WHAT THIS TASK INVOLVES :: If a line of the data below contains the string "Østerild", copy it into your answer.

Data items
◇ ◇ ◇ ◇ ◇

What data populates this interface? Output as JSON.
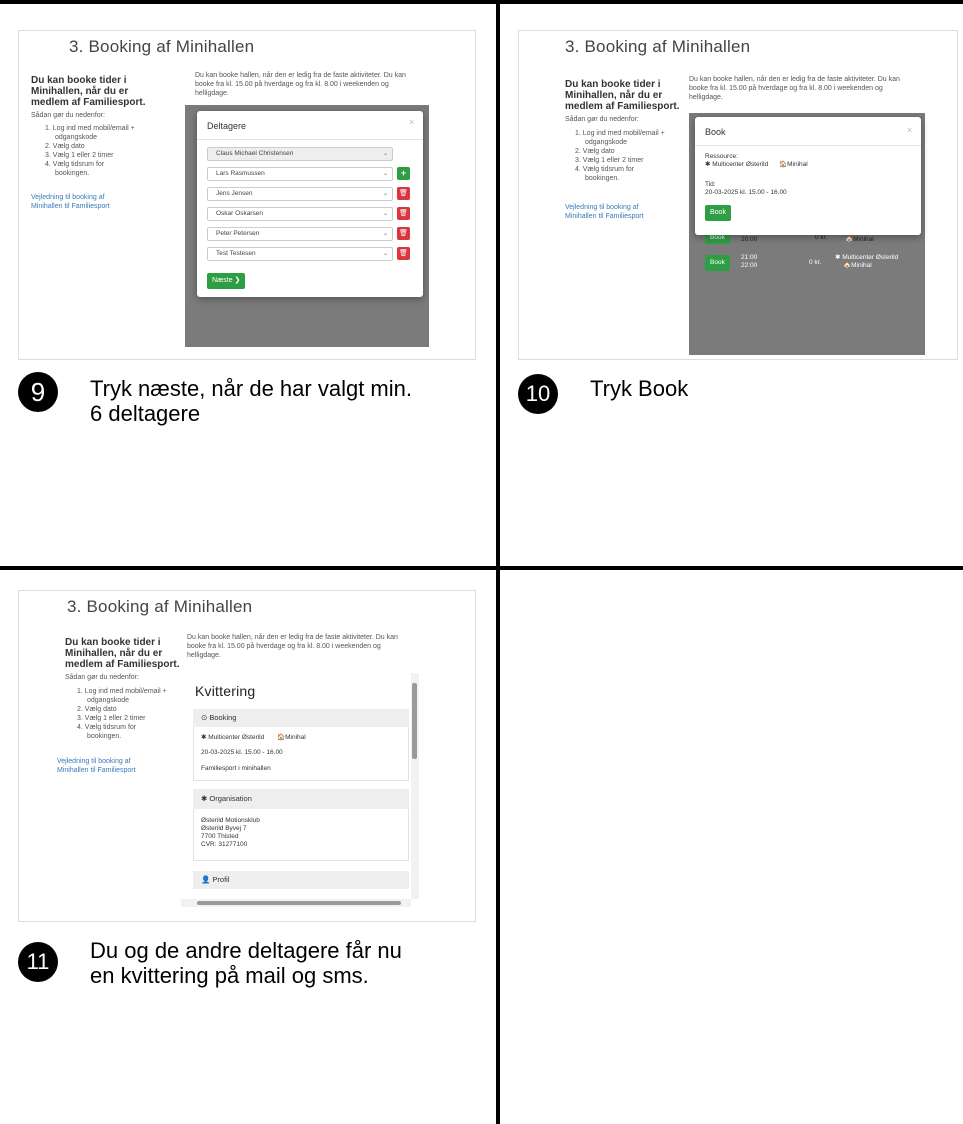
{
  "shared": {
    "title": "3. Booking af Minihallen",
    "lead": [
      "Du kan booke tider i",
      "Minihallen, når du er",
      "medlem af Familiesport."
    ],
    "howto": "Sådan gør du nedenfor:",
    "steps": [
      "1. Log ind med mobil/email +",
      "odgangskode",
      "2. Vælg dato",
      "3. Vælg 1 eller 2 timer",
      "4. Vælg tidsrum for",
      "bookingen."
    ],
    "guide_link": [
      "Vejledning til booking af",
      "Minihallen til Familiesport"
    ],
    "info": [
      "Du kan booke hallen, når den er ledig fra de faste aktiviteter. Du kan",
      "booke fra kl. 15.00 på hverdage og fra kl. 8.00 i weekenden og",
      "helligdage."
    ]
  },
  "step9": {
    "number": "9",
    "caption": [
      "Tryk næste, når de har valgt min.",
      "6 deltagere"
    ],
    "modal": {
      "title": "Deltagere",
      "close": "×",
      "participants": [
        "Claus Michael Christensen",
        "Lars Rasmussen",
        "Jens Jensen",
        "Oskar Oskarsen",
        "Peter Petersen",
        "Test Testesen"
      ],
      "next_label": "Næste ❯"
    }
  },
  "step10": {
    "number": "10",
    "caption": "Tryk Book",
    "modal": {
      "title": "Book",
      "close": "×",
      "resource_label": "Ressource:",
      "resource_place": "✱ Multicenter Østerild",
      "resource_hall": "🏠Minihal",
      "time_label": "Tid:",
      "time_value": "20-03-2025 kl. 15.00 - 16.00",
      "book_label": "Book"
    },
    "rows": [
      {
        "btn": "Book",
        "time": "20:00",
        "price": "0 kr.",
        "hall": "🏠Minihal"
      },
      {
        "btn": "Book",
        "time": "21:00",
        "time2": "22:00",
        "price": "0 kr.",
        "place": "✱ Multicenter Østerild",
        "hall": "🏠Minihal"
      }
    ]
  },
  "step11": {
    "number": "11",
    "caption": [
      "Du og de andre deltagere får nu",
      "en kvittering på mail og sms."
    ],
    "receipt": {
      "title": "Kvittering",
      "booking_header": "⊙ Booking",
      "booking_place": "✱ Multicenter Østerild",
      "booking_hall": "🏠Minihal",
      "booking_time": "20-03-2025 kl. 15.00 - 16.00",
      "booking_activity": "Familiesport i minihallen",
      "org_header": "✱ Organisation",
      "org_lines": [
        "Østerild Motionsklub",
        "Østerild Byvej 7",
        "7700 Thisted",
        "CVR: 31277100"
      ],
      "profile_header": "👤 Profil"
    }
  }
}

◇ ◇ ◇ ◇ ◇

RESPONSE TO THE TASK ::
      "resource_place": "✱ Multicenter Østerild",
        "place": "✱ Multicenter Østerild",
      "booking_place": "✱ Multicenter Østerild",
        "Østerild Motionsklub",
        "Østerild Byvej 7",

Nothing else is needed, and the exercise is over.